* [Work instructions] Using the listing below, say how many of its lines hold "نیاز". Offer nothing beyond the number.

** Opening Supplied material block **

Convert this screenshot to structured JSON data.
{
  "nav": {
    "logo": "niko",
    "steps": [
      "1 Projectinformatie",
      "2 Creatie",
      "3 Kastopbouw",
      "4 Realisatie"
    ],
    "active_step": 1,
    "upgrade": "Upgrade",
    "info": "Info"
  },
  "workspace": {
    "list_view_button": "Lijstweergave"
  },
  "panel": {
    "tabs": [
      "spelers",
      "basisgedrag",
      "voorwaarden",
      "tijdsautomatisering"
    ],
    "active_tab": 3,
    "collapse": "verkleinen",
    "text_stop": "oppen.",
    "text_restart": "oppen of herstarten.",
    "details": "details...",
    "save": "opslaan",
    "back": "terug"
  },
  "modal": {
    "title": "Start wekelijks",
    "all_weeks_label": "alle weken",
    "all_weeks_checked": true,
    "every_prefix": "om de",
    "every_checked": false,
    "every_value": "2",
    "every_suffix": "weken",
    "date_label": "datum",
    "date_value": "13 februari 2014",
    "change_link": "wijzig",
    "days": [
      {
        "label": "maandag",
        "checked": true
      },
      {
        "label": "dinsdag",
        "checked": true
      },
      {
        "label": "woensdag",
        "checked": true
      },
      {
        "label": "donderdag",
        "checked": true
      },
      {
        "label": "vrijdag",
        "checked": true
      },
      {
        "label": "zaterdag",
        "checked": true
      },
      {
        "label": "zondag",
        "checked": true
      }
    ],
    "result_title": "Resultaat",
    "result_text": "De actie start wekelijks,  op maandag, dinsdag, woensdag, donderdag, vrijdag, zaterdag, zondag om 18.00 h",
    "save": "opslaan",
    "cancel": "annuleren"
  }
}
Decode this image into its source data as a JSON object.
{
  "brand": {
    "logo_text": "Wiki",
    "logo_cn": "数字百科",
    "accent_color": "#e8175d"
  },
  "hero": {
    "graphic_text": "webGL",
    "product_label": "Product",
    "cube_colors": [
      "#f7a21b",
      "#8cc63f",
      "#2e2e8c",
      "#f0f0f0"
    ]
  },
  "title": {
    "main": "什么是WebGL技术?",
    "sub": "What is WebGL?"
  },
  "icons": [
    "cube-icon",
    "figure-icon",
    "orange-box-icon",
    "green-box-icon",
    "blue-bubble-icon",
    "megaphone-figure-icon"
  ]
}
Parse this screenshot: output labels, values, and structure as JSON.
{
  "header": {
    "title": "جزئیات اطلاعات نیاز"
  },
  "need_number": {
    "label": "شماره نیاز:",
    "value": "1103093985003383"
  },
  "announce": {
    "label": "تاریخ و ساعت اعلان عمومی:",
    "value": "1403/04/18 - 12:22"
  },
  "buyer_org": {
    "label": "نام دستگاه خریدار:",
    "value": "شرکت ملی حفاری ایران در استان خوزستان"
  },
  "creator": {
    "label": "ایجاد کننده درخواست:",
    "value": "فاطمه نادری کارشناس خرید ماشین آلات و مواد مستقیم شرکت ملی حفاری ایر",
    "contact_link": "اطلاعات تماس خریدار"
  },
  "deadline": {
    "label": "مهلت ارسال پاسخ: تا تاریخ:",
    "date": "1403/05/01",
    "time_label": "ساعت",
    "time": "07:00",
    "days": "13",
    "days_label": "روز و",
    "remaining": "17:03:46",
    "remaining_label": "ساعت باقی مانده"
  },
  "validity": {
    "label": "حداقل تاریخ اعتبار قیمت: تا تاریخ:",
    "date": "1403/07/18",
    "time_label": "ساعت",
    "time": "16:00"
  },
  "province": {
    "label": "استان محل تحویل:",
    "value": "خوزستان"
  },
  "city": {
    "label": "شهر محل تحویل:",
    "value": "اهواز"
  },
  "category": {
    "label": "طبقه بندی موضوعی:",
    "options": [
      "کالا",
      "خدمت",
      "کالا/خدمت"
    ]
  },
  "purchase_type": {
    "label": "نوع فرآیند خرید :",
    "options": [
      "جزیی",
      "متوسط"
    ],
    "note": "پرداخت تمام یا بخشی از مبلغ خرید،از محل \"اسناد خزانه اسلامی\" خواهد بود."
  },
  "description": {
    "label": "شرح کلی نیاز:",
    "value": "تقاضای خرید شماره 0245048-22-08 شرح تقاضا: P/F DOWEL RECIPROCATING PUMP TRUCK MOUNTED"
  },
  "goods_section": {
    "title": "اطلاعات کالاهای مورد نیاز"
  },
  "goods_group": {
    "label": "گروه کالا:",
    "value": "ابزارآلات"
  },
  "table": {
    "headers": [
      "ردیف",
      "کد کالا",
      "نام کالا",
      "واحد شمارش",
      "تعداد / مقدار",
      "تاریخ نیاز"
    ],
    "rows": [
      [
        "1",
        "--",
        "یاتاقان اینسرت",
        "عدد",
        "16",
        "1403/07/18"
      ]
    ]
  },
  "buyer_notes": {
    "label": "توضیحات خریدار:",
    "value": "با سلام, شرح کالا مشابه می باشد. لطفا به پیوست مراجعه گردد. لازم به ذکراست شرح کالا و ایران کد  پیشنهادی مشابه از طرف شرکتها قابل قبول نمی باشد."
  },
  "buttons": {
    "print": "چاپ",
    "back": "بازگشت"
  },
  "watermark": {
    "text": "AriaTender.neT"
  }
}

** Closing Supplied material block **

* [Answer to this exercise] 5